──────── Source material ────────
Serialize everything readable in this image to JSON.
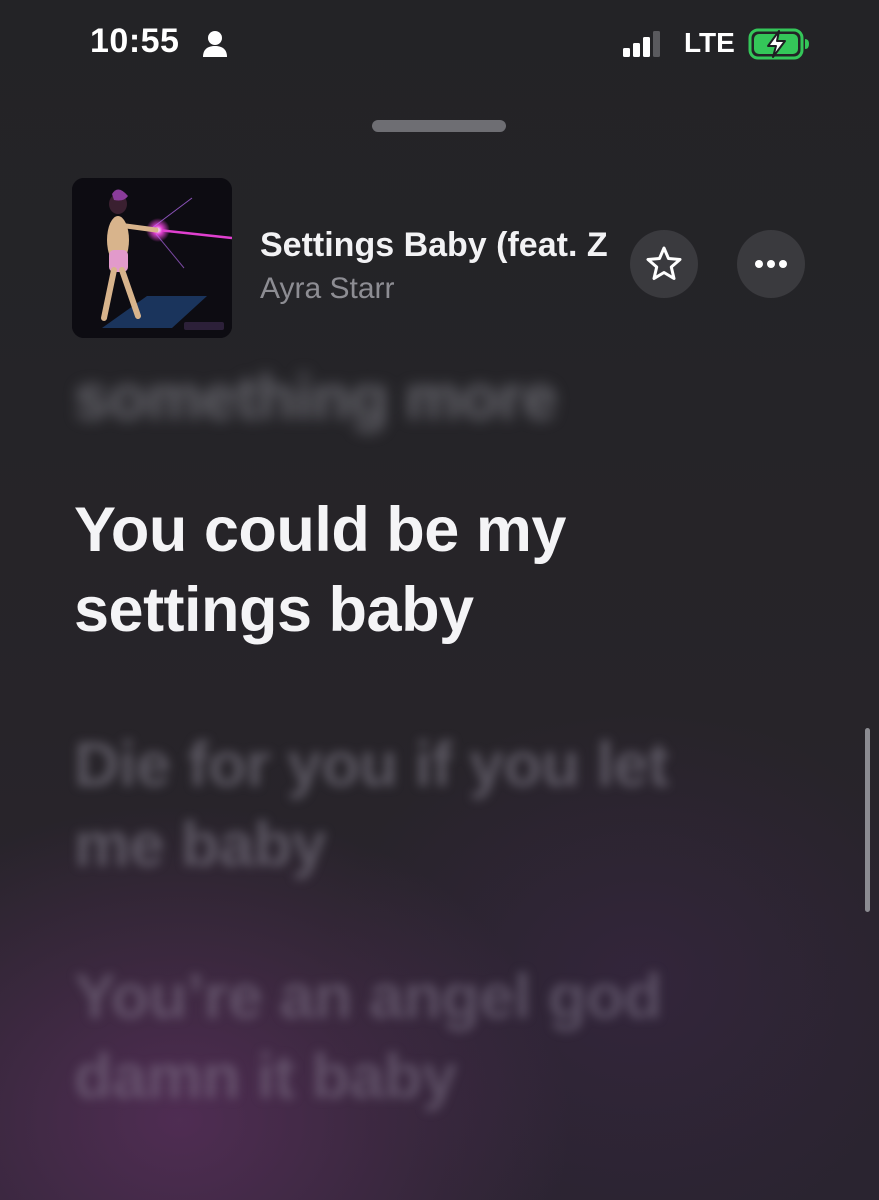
{
  "status_bar": {
    "time": "10:55",
    "network": "LTE"
  },
  "now_playing": {
    "title": "Settings Baby (feat. Z",
    "artist": "Ayra Starr"
  },
  "lyrics": {
    "previous": "something more",
    "current": "You could be my settings baby",
    "next": "Die for you if you let me baby",
    "next2": "You’re an angel god damn it baby"
  },
  "icons": {
    "person": "person-icon",
    "signal": "cellular-signal-icon",
    "battery": "battery-charging-icon",
    "favorite": "star-icon",
    "more": "ellipsis-icon"
  },
  "colors": {
    "battery_charge": "#34c759",
    "artwork_laser": "#e040d0"
  }
}
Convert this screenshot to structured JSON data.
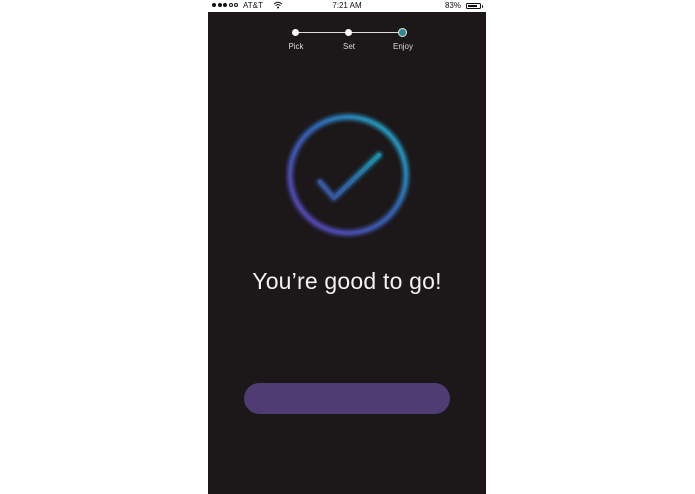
{
  "status_bar": {
    "carrier": "AT&T",
    "time": "7:21 AM",
    "battery_percent": "83%",
    "battery_level": 0.83,
    "signal_bars_filled": 3,
    "signal_bars_total": 5
  },
  "stepper": {
    "steps": [
      {
        "label": "Pick",
        "state": "done"
      },
      {
        "label": "Set",
        "state": "done"
      },
      {
        "label": "Enjoy",
        "state": "active"
      }
    ]
  },
  "hero": {
    "icon": "checkmark-circle-icon",
    "colors": {
      "purple": "#5b3aa6",
      "teal": "#1fa3b3"
    }
  },
  "main": {
    "headline": "You’re good to go!"
  },
  "cta": {
    "label": "",
    "color": "#4e3c73"
  }
}
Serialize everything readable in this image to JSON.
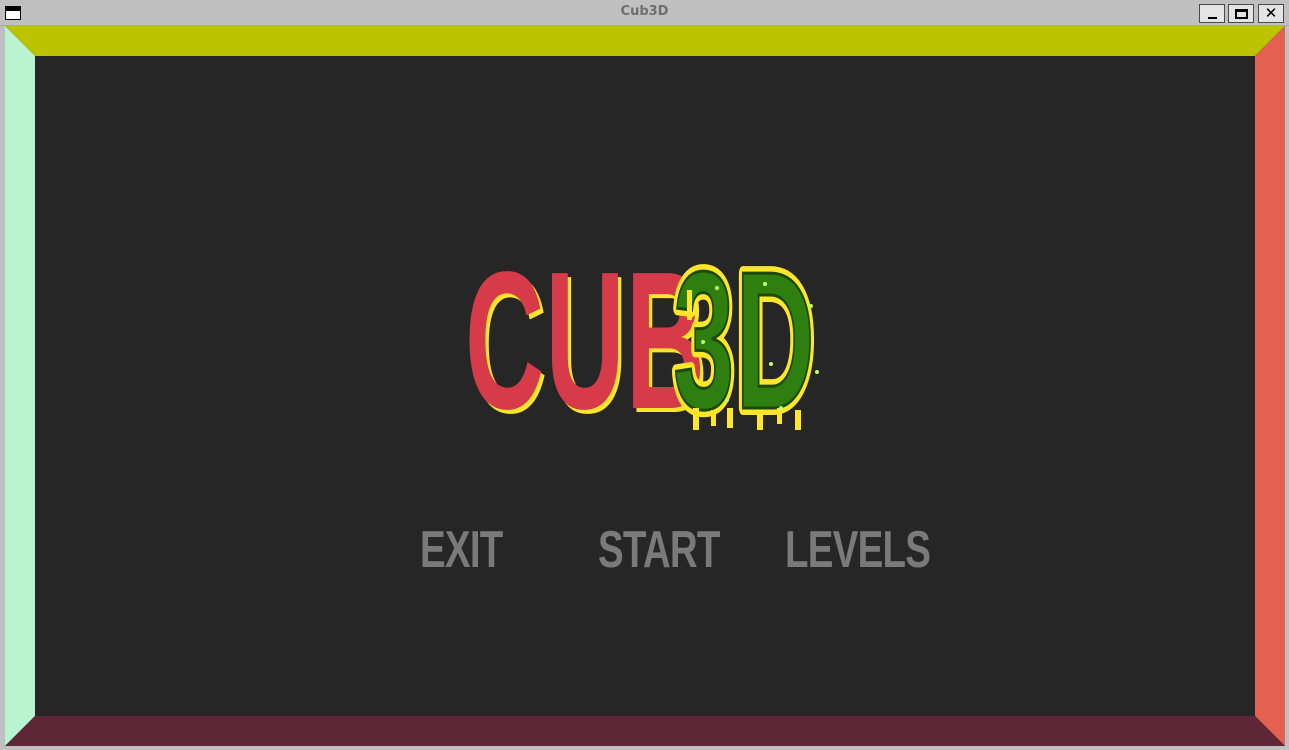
{
  "window": {
    "title": "Cub3D"
  },
  "titlebar_icons": {
    "menu": "window-menu-icon",
    "minimize": "minimize-icon",
    "maximize": "maximize-icon",
    "close": "close-icon",
    "close_glyph": "✕"
  },
  "game": {
    "logo": {
      "text_part1": "CUB",
      "text_part2": "3D"
    },
    "menu": {
      "exit": "EXIT",
      "start": "START",
      "levels": "LEVELS"
    }
  },
  "colors": {
    "ceiling_wall": "#bcc300",
    "left_wall": "#b8f4d0",
    "right_wall": "#e46050",
    "floor_wall": "#5e2636",
    "background": "#262626",
    "logo_red": "#d73a48",
    "logo_yellow": "#ffe62a",
    "logo_green": "#2f7e10",
    "menu_text": "#7a7a7a"
  }
}
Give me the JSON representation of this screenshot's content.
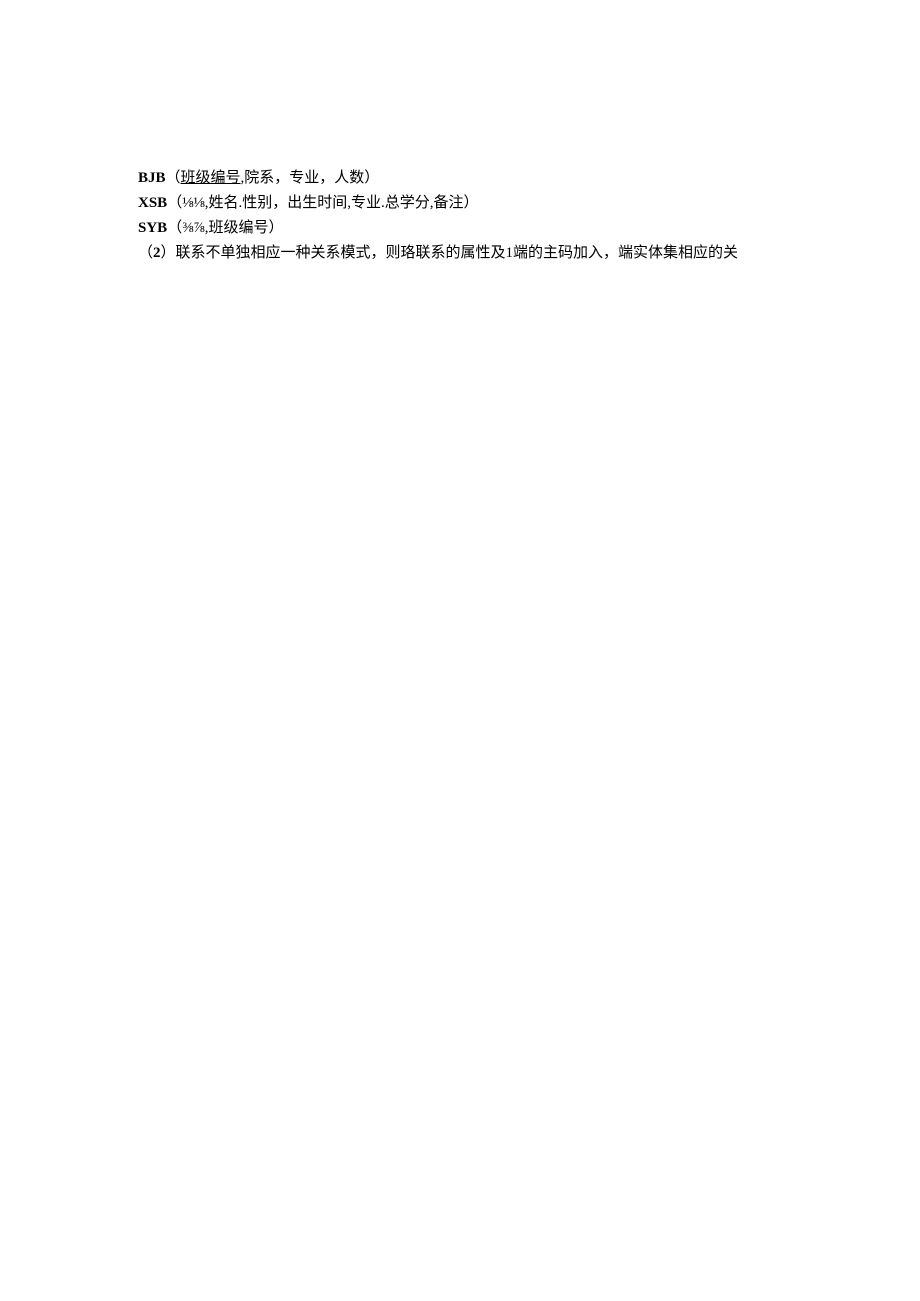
{
  "lines": {
    "line1": {
      "label": "BJB",
      "paren_open": "（",
      "underlined": "班级编号",
      "rest": ",院系，专业，人数）"
    },
    "line2": {
      "label": "XSB",
      "rest": "（⅛⅛,姓名.性别，出生时间,专业.总学分,备注）"
    },
    "line3": {
      "label": "SYB",
      "rest": "（⅜⅞,班级编号）"
    },
    "line4": {
      "prefix": "（",
      "num": "2",
      "rest": "）联系不单独相应一种关系模式，则珞联系的属性及1端的主码加入，端实体集相应的关"
    }
  }
}
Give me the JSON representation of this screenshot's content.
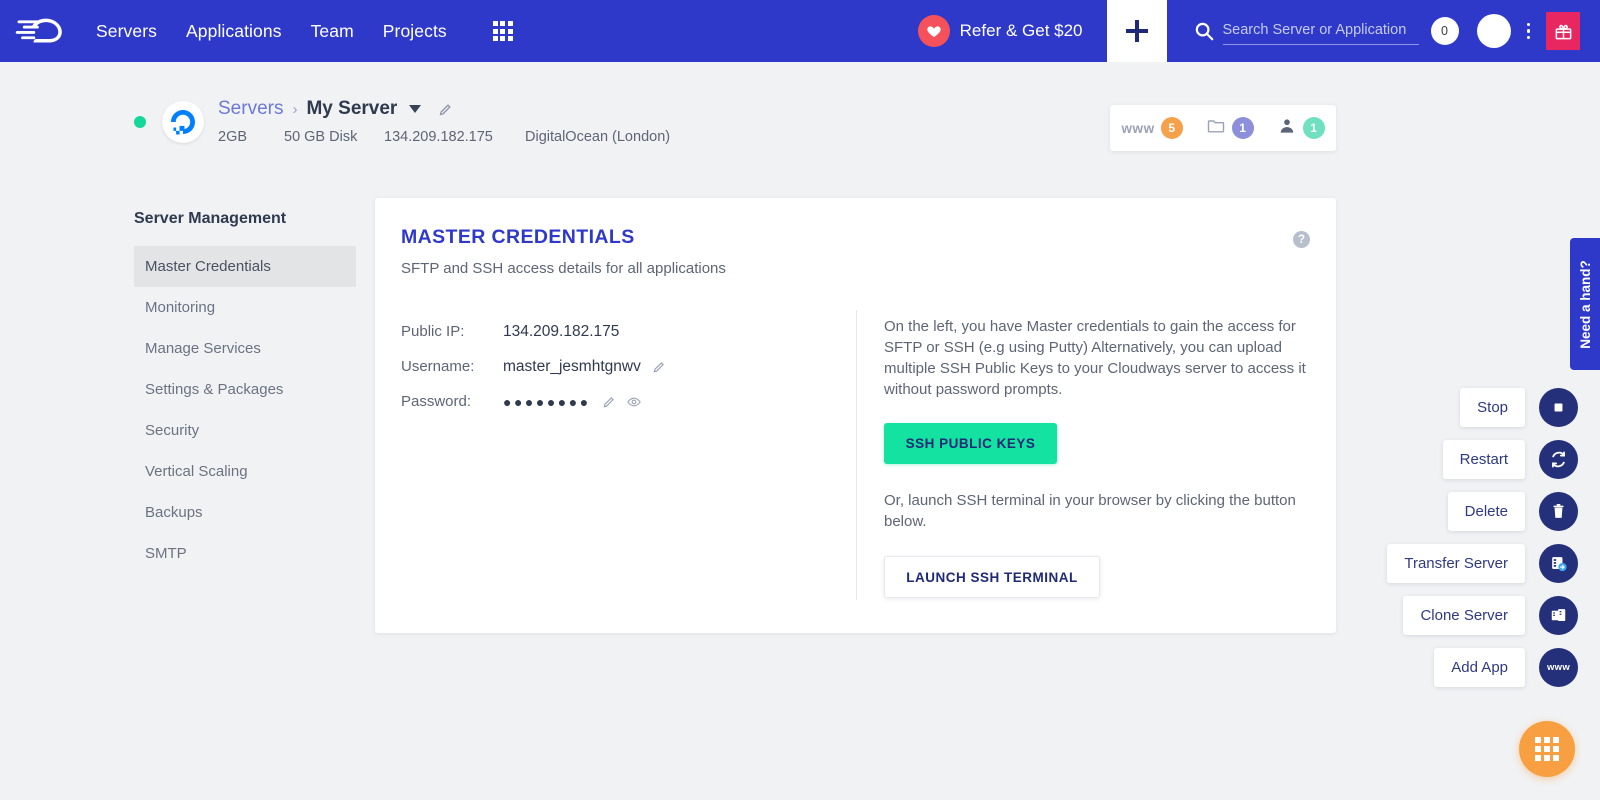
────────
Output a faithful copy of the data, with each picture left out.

Serialize everything readable in this image to JSON.
{
  "status_bar": {
    "time": "10:55",
    "network": "LTE"
  },
  "now_playing": {
    "title": "Settings Baby (feat. Z",
    "artist": "Ayra Starr"
  },
  "lyrics": {
    "previous": "something more",
    "current": "You could be my settings baby",
    "next": "Die for you if you let me baby",
    "next2": "You’re an angel god damn it baby"
  },
  "icons": {
    "person": "person-icon",
    "signal": "cellular-signal-icon",
    "battery": "battery-charging-icon",
    "favorite": "star-icon",
    "more": "ellipsis-icon"
  },
  "colors": {
    "battery_charge": "#34c759",
    "artwork_laser": "#e040d0"
  }
}
Convert this screenshot to structured JSON data.
{
  "status_bar": {
    "carrier": "AT&T",
    "time": "7:21 AM",
    "battery_percent": "83%",
    "battery_level": 0.83,
    "signal_bars_filled": 3,
    "signal_bars_total": 5
  },
  "stepper": {
    "steps": [
      {
        "label": "Pick",
        "state": "done"
      },
      {
        "label": "Set",
        "state": "done"
      },
      {
        "label": "Enjoy",
        "state": "active"
      }
    ]
  },
  "hero": {
    "icon": "checkmark-circle-icon",
    "colors": {
      "purple": "#5b3aa6",
      "teal": "#1fa3b3"
    }
  },
  "main": {
    "headline": "You’re good to go!"
  },
  "cta": {
    "label": "",
    "color": "#4e3c73"
  }
}
Serialize everything readable in this image to JSON.
{
  "window": {
    "title": "Cub3D"
  },
  "titlebar_icons": {
    "menu": "window-menu-icon",
    "minimize": "minimize-icon",
    "maximize": "maximize-icon",
    "close": "close-icon",
    "close_glyph": "✕"
  },
  "game": {
    "logo": {
      "text_part1": "CUB",
      "text_part2": "3D"
    },
    "menu": {
      "exit": "EXIT",
      "start": "START",
      "levels": "LEVELS"
    }
  },
  "colors": {
    "ceiling_wall": "#bcc300",
    "left_wall": "#b8f4d0",
    "right_wall": "#e46050",
    "floor_wall": "#5e2636",
    "background": "#262626",
    "logo_red": "#d73a48",
    "logo_yellow": "#ffe62a",
    "logo_green": "#2f7e10",
    "menu_text": "#7a7a7a"
  }
}
Give me the JSON representation of this screenshot's content.
{
  "lines": {
    "line1": {
      "label": "BJB",
      "paren_open": "（",
      "underlined": "班级编号",
      "rest": ",院系，专业，人数）"
    },
    "line2": {
      "label": "XSB",
      "rest": "（⅛⅛,姓名.性别，出生时间,专业.总学分,备注）"
    },
    "line3": {
      "label": "SYB",
      "rest": "（⅜⅞,班级编号）"
    },
    "line4": {
      "prefix": "（",
      "num": "2",
      "rest": "）联系不单独相应一种关系模式，则珞联系的属性及1端的主码加入，端实体集相应的关"
    }
  }
}
Give me the JSON representation of this screenshot's content.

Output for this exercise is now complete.